RAPE has always been the most underreported of crimes. Just how underreported became evident last month, when a government-funded study estimated that 683,000 adult women in the United States were raped in 1990. That is more than five times as high as the number of sexual assaults the Justice Department reported.
If the findings of the National Women's Study are accurate, they indicate that more than 12 million women have been raped at least once. Sixty-eight percent were raped by men they knew, a finding that refutes the stranger-in-the-dark stereotype. And an astonishing 61 percent of all rapes occurred before the woman reached the age of 18.
Two highly public trials, one involving William Kennedy Smith, the other Mike Tyson, have put the issue of acquaintance rape in the limelight as never before.
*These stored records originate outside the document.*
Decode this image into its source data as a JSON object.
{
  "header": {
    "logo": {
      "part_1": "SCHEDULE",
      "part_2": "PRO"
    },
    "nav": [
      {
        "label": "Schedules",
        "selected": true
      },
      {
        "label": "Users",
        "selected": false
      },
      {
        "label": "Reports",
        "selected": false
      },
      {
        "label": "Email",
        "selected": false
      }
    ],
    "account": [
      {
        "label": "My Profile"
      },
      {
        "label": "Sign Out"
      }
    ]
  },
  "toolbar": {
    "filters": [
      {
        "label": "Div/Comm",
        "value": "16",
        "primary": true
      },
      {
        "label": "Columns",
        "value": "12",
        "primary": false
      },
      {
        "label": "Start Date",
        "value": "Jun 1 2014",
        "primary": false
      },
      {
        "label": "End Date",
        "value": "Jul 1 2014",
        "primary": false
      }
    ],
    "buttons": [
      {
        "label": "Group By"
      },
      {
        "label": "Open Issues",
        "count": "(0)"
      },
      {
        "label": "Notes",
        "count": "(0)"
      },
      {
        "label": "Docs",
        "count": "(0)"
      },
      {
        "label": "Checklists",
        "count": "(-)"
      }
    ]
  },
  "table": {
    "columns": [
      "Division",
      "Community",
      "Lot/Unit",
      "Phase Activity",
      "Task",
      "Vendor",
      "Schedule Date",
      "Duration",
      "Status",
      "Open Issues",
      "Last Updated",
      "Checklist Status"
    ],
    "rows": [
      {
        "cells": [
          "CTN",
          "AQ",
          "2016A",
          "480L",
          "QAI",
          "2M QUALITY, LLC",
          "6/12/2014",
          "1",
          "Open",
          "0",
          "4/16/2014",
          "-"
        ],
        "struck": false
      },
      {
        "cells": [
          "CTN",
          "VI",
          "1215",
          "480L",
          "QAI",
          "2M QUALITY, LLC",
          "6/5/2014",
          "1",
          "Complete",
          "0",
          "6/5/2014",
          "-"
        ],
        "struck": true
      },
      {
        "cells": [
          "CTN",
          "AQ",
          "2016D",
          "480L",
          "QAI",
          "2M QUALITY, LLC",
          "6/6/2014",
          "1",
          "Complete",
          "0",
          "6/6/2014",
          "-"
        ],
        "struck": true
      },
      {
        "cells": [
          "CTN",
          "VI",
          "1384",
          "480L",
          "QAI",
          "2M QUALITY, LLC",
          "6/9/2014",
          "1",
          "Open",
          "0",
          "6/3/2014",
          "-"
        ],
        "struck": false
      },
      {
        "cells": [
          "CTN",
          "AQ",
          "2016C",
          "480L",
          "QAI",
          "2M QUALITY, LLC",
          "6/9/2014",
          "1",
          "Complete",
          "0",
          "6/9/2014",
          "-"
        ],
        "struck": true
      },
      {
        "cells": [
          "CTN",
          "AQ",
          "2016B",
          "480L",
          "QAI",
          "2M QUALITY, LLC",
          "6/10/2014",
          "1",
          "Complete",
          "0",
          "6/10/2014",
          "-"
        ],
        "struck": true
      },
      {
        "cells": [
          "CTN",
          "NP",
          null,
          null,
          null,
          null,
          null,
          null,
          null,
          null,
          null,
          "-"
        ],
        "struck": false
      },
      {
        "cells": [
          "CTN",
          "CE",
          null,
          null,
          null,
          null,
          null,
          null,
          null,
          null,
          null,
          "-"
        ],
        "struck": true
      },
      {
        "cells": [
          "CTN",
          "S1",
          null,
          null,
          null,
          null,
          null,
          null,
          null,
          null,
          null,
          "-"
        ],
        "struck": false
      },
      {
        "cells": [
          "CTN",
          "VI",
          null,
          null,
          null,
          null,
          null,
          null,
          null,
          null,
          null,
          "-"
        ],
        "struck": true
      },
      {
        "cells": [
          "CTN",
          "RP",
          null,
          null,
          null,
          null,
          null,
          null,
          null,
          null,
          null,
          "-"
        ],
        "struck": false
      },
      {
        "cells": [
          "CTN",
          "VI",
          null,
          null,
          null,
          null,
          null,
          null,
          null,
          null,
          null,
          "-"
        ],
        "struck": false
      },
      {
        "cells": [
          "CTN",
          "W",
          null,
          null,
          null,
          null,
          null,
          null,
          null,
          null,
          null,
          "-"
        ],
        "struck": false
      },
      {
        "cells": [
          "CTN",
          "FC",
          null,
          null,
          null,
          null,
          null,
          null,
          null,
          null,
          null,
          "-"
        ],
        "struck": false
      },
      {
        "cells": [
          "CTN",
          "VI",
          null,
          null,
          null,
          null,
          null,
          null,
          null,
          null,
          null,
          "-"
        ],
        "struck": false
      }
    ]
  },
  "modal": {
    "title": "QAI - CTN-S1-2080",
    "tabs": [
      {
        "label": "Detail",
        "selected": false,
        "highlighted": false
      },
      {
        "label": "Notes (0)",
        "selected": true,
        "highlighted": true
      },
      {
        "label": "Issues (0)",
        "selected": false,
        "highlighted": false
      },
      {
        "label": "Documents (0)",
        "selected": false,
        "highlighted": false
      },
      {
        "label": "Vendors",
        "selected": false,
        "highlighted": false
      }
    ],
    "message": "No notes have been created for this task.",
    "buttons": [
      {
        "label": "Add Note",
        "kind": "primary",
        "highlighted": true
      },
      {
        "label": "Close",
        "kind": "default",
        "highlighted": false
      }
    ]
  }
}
But awareness marks only the first step toward solutions. The next steps involve changing attitudes and behavior.
To their credit, a growing number of universities and colleges are introducing programs on acquaintance rape, spelling out appropriate behavior. One of the biggest reasons for date rape, counselors say, is the high level of alcohol consumption on campus.
But long before students reach college, parents and others can redouble efforts to strengthen young people's moral values.
Schools can also play a role, although a question arises: As health counselors instruct students about "safe" sex, even distributing condoms, are they missing a chance to encourage students to postpone sexual activity - to develop relationships based on caring and respect, not instant gratification or force?
The so-called sexual revolution fostered the belief that old sexual mores were puritanical - inappropriate in a modern age. But as the statistics on rape indicate, men and women could benefit by returning to some antique ideas they have scorned. They might start with the concept of courtship.
The entertainment industry must bear part of the blame for widespread sexual violence. (One of every eight Hollywood movies depicts a rape scene.)
An old song had the right message, newly appropriate for the '90s: Try a little tenderness.